    • mac

      I think you’ve identified a valid issue and worker’s rights are important certainly, India does in fact feel the same way (China, what a surprise, does not), I don’t object to the right to strike but I do object to the idea that strikes are a matter of course in the public sector, year in and year out. So while I agree that civil servants should probably earn more in the long run, I also disagree that the requests are reasonable given the current circumstances – the government doesn’t really have the money to pay huge raises without dropping public spending on other projects; whether the civil servants (again in general) actually deserve a raise of more than the inflation rate (on the back of some serious increases over the last few years) is a fairly contentious issue and paying public sector workers more would not seriously address the income inequality you spoke about considering the tiny proportion of the population that they make up.

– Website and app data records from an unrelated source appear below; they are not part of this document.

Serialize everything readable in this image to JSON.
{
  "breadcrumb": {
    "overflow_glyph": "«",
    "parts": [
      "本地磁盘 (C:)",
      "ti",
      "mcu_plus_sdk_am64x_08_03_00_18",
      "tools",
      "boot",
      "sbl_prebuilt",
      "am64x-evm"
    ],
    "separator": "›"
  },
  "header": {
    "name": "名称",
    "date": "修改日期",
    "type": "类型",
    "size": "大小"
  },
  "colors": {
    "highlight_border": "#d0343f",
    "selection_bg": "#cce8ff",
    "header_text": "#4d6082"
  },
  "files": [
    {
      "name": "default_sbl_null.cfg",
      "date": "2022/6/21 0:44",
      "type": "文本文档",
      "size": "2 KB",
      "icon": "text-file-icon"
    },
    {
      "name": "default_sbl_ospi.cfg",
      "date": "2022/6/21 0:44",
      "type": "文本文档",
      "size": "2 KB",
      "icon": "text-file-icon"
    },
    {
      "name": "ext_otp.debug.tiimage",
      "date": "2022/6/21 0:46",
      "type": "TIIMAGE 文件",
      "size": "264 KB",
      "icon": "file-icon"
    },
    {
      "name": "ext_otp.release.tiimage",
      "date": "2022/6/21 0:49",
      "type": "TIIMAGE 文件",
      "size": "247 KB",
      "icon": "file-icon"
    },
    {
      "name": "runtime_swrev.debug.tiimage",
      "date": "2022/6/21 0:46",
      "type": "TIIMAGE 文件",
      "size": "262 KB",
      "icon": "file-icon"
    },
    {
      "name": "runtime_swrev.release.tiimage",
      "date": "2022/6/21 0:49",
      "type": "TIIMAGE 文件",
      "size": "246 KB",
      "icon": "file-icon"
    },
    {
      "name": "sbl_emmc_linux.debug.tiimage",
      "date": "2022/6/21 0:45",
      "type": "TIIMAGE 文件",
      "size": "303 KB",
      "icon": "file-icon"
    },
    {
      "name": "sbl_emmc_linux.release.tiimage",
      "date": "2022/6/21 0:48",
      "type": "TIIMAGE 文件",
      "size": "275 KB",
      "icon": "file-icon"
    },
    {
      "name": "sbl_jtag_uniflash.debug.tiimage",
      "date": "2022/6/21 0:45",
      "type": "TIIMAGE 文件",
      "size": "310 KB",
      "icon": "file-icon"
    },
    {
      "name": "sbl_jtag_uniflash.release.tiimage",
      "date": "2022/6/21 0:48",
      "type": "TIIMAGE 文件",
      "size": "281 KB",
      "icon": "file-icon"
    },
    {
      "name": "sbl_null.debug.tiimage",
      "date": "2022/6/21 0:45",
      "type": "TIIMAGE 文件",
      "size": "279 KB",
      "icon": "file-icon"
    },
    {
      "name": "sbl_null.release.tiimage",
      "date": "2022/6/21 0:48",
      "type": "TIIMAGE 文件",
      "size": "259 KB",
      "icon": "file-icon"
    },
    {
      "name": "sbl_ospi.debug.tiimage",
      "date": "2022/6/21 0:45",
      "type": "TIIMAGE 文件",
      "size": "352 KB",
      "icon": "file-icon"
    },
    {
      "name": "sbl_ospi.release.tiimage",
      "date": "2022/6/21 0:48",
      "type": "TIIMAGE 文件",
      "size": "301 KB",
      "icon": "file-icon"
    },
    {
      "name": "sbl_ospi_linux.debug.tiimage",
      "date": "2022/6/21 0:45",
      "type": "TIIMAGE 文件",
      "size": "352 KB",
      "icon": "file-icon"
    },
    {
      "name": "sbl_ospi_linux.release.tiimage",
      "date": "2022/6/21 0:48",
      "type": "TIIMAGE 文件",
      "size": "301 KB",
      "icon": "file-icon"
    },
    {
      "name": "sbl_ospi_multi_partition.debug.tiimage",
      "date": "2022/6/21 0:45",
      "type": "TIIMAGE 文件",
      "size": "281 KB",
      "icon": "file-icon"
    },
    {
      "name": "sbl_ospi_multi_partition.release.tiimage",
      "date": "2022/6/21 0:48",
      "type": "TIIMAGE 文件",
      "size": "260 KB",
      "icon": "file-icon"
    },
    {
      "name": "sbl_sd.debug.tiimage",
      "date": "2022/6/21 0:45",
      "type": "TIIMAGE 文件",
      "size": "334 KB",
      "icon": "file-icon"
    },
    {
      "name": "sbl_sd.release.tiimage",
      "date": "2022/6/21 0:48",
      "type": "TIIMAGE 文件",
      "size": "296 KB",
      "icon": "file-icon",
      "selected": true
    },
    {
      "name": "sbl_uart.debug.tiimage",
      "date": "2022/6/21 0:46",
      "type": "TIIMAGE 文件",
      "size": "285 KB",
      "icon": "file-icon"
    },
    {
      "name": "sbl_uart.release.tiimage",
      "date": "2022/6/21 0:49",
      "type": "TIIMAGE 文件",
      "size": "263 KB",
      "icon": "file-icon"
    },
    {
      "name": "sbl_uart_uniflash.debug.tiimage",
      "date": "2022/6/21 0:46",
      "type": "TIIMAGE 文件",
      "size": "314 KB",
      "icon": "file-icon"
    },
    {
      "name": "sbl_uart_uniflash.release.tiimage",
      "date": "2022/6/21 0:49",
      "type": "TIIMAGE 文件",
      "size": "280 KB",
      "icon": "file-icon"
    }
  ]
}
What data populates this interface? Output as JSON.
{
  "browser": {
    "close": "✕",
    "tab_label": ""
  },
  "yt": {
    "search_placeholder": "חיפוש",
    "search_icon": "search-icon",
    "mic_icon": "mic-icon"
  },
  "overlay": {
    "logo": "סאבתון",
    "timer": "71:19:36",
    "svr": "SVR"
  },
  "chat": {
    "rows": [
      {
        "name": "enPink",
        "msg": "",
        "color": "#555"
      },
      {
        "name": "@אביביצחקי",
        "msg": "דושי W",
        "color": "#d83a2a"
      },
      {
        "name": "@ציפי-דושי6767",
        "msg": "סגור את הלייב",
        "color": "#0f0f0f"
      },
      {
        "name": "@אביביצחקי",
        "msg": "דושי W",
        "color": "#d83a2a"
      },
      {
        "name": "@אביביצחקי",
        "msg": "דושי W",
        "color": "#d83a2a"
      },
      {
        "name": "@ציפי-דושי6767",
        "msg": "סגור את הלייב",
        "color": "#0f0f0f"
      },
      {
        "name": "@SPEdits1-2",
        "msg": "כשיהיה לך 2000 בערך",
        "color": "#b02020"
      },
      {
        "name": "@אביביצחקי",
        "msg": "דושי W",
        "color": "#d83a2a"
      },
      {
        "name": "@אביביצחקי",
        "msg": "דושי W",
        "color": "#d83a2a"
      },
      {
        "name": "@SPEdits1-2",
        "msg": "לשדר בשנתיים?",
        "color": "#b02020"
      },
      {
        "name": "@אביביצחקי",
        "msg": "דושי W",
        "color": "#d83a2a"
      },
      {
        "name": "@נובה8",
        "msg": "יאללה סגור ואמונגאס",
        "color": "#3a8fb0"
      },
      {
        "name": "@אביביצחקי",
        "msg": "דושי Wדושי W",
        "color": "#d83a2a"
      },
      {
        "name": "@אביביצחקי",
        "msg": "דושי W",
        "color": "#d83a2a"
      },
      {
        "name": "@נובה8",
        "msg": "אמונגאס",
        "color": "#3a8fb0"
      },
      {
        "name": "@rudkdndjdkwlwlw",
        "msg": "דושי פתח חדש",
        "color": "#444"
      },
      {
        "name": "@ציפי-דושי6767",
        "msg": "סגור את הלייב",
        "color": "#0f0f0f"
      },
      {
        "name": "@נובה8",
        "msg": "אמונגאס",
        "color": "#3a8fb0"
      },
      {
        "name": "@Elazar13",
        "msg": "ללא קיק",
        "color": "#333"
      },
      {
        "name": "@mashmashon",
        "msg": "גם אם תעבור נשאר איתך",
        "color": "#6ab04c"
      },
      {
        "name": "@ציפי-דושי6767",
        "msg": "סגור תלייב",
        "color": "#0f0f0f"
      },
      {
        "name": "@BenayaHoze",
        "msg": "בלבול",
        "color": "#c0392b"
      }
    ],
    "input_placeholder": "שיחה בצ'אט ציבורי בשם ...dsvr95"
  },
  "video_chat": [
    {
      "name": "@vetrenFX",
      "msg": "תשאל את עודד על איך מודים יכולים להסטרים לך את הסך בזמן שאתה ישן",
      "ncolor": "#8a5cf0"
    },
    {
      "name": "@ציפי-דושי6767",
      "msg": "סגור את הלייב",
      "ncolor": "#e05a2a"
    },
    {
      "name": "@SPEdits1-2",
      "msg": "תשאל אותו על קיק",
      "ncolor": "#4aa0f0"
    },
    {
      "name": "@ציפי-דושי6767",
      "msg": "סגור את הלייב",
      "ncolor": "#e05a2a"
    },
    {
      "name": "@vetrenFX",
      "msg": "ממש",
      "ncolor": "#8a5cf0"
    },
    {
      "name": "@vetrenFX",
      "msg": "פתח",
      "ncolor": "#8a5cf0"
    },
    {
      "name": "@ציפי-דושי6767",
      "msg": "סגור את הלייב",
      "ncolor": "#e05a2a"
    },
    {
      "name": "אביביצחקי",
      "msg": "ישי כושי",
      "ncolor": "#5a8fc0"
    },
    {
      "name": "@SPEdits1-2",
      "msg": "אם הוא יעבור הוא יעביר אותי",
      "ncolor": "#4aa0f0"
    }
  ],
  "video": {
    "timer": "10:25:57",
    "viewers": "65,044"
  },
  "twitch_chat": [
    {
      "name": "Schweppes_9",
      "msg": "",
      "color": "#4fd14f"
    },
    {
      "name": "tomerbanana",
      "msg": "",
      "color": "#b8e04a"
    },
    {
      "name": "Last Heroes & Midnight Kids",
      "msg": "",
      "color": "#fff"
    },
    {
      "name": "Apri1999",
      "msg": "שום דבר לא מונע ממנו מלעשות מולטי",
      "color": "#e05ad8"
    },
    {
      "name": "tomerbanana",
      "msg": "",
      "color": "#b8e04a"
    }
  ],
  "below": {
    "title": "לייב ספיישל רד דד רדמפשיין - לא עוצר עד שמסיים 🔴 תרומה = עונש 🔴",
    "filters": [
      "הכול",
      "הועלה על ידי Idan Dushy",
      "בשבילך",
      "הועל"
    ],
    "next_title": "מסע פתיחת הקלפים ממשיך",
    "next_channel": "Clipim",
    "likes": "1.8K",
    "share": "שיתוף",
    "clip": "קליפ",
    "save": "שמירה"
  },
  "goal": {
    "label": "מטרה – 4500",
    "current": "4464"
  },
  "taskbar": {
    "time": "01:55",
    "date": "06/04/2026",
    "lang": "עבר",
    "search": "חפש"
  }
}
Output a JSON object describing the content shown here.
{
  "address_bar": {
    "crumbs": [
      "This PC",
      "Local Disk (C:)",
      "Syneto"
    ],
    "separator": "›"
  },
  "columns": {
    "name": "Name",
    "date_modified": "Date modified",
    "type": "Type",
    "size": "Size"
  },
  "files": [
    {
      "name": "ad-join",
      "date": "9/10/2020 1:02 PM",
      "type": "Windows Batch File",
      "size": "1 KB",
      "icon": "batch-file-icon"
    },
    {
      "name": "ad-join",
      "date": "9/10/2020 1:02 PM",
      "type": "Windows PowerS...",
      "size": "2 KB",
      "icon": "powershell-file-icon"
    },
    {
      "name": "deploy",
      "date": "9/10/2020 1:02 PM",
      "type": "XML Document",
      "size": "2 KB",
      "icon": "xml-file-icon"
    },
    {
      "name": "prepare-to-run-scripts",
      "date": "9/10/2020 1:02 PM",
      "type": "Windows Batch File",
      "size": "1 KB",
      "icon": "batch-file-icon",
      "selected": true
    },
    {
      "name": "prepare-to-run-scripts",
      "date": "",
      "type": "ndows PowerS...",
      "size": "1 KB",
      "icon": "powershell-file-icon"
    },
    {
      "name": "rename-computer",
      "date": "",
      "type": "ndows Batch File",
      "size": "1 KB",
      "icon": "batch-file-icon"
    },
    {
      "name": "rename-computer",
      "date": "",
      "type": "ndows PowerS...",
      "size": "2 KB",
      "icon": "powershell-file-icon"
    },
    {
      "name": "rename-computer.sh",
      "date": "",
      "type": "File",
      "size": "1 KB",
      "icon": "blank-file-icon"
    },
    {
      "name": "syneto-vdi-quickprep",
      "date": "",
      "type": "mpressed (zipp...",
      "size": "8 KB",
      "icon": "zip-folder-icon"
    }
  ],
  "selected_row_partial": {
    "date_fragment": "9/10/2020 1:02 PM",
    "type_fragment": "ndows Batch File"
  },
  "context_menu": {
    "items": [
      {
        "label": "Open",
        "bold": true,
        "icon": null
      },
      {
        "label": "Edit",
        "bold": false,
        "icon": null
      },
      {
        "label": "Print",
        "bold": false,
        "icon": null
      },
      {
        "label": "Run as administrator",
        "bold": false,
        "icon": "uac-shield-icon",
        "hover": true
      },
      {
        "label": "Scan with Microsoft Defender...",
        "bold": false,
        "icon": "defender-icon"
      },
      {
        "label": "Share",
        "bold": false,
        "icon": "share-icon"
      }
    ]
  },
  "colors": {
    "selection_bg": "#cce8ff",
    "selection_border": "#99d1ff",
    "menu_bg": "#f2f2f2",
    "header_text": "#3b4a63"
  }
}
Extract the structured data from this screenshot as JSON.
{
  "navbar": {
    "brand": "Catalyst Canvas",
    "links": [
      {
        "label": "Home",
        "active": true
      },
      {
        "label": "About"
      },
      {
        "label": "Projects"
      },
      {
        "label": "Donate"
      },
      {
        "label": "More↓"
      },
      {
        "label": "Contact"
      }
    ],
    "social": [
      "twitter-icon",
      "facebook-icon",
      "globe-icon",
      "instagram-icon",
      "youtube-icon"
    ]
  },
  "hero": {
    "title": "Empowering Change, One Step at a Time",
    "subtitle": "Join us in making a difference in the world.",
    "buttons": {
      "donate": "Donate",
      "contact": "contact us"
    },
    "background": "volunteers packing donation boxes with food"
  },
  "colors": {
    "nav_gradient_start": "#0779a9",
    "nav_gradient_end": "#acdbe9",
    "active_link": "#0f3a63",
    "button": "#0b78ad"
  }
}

  • Mathabo

    Hi Mac,

    Thank-you for the article. Great read and it raises some good points; however pointing fingers at the ANC, COSATU and striking “lambs” isn’t a difficult task. I think we can agree the strikes have a huge impact on the general well-being of the country and that by resolving the issue within the shortest time frame reduces short term losses incurred on many aspects. Like Jonathan says “It’s a difficult tension and I’m glad I don’t need to make the decision”.

    Newspapers and the DA have a full-time job of pointing out how the government can handle things better. How about looking into the long term? I would like to offer a challenge that you write a follow-up article on what long term steps have been taken, or should be taken (in your opinion), as possible resolution to this situation. Has government taken any steps to alleviate a re-occurrence of these strikes or is the light at the end of the tunnel another Metro train crash??

    Look forward to further articles.
    Regards

    • That’s not a bad idea at all. I think Zuma’s stronger stance against strikers this time round was an important first step. Mobilising the SANDF to pick up the pieces where the strikers were content to not only allow people to perish in hospitals, but to actively obstruct their healthcare, was a great display of leadership, if somewhat rare from our president.

  • amy

    I don’t have a problem with striking for a reasonable cause (such as fairness). However, I do have a problem when these civil servants elect to take upon striking as their /primary/ cause. I recall hearing about an instance where a man with a chopped off hand was turned away by 3 hospitals because the doctors were on strike. In such a case, “striking for fairness” becomes an act that is against public policy. Doctors should be, first and foremost, the caretakers of our country. When they neglect that duty (or when they are pressured to turn away patients) then the water gets considerably murkier. Same with teachers. If your school closed down for the duration of the strike – fine. But don’t go around threatening private school teachers and students because they have decided to carry on teaching and learning.

    I don’t agree with the violence that accompanies the strikes, and I think that is an element that needs to be removed.